North York General Hospital (NYGH) strives for quality and safety as families transition home after birth and recognizes the need for standardized newborn hyperbilirubinemia monitoring post-discharge from the hospital. Hyperbilirubinemia affects sixty percent of term babies in the first week of life and contributes to increased emergency department visits and readmissions. A strategy to support this gap was to expand the Registered Nurse (RN) led breastfeeding clinic model to include newborn follow-up care (i.e. hyperbilirubinemia monitoring), and provide timely access to care that would lead to increased patient safety, decreased emergency department visits and readmission rates. An analysis of expected patient volumes was completed and the estimated clinic visits was projected to increase significantly, requiring the need for increased administrative support, physician access, and laboratory services. A Registered Practical Nurse (RPN) Led model provided a unique leadership opportunity for RPNs currently working in the Mother and Baby inpatient unit to expand their skills and support their patients across the continuum of care as they transitioned home. Utilizing RPNs to their full scope of practice leads to economic benefits (Schanler, 2016). Financial resources were reallocated by transitioning from an RN to RPN model to support additional administrative, physician and laboratory support in the clinic and increased staffing flexibility. The model transition allowed for leadership opportunities for RPNs to expand their skills and act as a resource for their colleagues on the inpatient unit. Many organizations have implemented a clinic model to support newborn follow-up care. However, these clinics are led by a variety of providers, including RNs, physicians, or midwives who specialize in breastfeeding support. The innovative RPN led model provides a unique leadership opportunity in promoting health and maximized their scope of practice, while being fiscally responsible within our healthcare system.
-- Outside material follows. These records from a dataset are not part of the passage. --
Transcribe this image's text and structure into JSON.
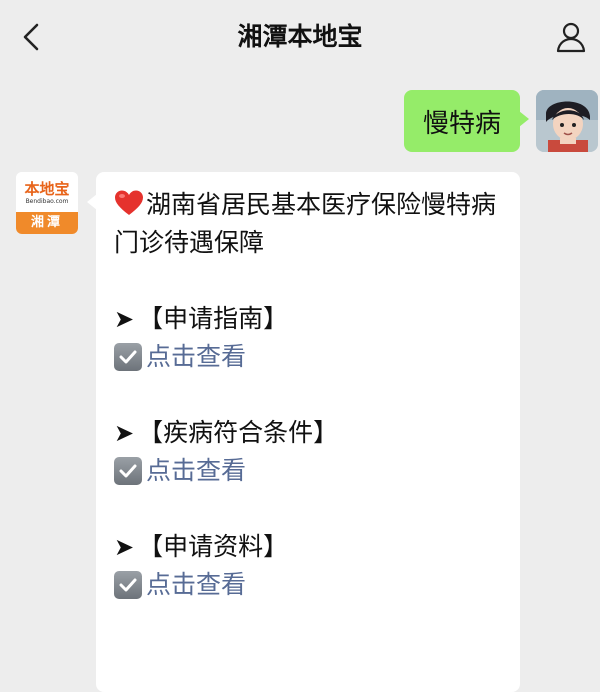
{
  "header": {
    "title": "湘潭本地宝"
  },
  "chat": {
    "outgoing": {
      "text": "慢特病"
    },
    "incoming": {
      "sender_logo": {
        "brand": "本地宝",
        "domain": "Bendibao.com",
        "city": "湘潭"
      },
      "headline": "湖南省居民基本医疗保险慢特病门诊待遇保障",
      "sections": [
        {
          "title": "【申请指南】",
          "link": "点击查看"
        },
        {
          "title": "【疾病符合条件】",
          "link": "点击查看"
        },
        {
          "title": "【申请资料】",
          "link": "点击查看"
        }
      ]
    }
  },
  "icons": {
    "back": "chevron-left-icon",
    "profile": "person-icon",
    "heart": "heart-icon",
    "check": "checkbox-icon",
    "arrow": "arrow-right-icon"
  },
  "colors": {
    "background": "#ededed",
    "outgoing_bubble": "#95ec69",
    "incoming_bubble": "#ffffff",
    "link": "#576b95",
    "brand_orange": "#f08a2a"
  }
}
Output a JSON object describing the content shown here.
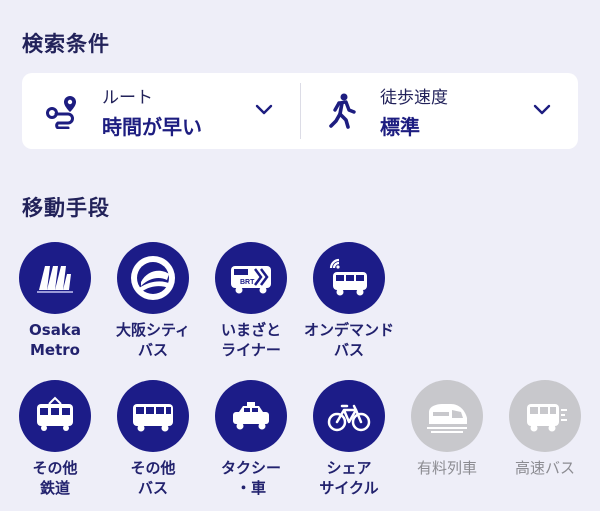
{
  "search_conditions": {
    "title": "検索条件",
    "route": {
      "label": "ルート",
      "value": "時間が早い"
    },
    "walk_speed": {
      "label": "徒歩速度",
      "value": "標準"
    }
  },
  "transport_modes": {
    "title": "移動手段",
    "items": [
      {
        "label": "Osaka\nMetro",
        "icon": "osaka-metro-logo-icon",
        "enabled": true
      },
      {
        "label": "大阪シティ\nバス",
        "icon": "city-bus-logo-icon",
        "enabled": true
      },
      {
        "label": "いまざと\nライナー",
        "icon": "brt-bus-icon",
        "enabled": true
      },
      {
        "label": "オンデマンド\nバス",
        "icon": "on-demand-bus-icon",
        "enabled": true
      },
      {
        "label": "その他\n鉄道",
        "icon": "train-icon",
        "enabled": true
      },
      {
        "label": "その他\nバス",
        "icon": "bus-icon",
        "enabled": true
      },
      {
        "label": "タクシー\n・車",
        "icon": "taxi-icon",
        "enabled": true
      },
      {
        "label": "シェア\nサイクル",
        "icon": "bicycle-icon",
        "enabled": true
      },
      {
        "label": "有料列車",
        "icon": "express-train-icon",
        "enabled": false
      },
      {
        "label": "高速バス",
        "icon": "highway-bus-icon",
        "enabled": false
      }
    ]
  },
  "colors": {
    "background": "#eeeef8",
    "accent": "#1c1c88",
    "disabled": "#c8c8cc",
    "card": "#ffffff"
  }
}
Kayla Nault is an RPN and Certified Lactation Consultant who leads the Mother and Baby Follow up Clinic at North York General Hospital, as the organization works towards the Baby Friendly Initiative (BFI) Ontario. She leads and works collaboratively with Toronto Public Health to assist parents with breastfeeding, health promotion, and newborn assessments. Kayla is a member of the Newborn Quality Committee and is the leader in creating solutions on newborn related issues at the clinic.

Adrienne Pang is the current educator for the mother baby unit until January of 2019 covering a maternity leave. Adrienne is a RN who is also completing her masters in health management and has worked alongside Kayla Nault on the mother and baby floor at NYGH for the past 5 years.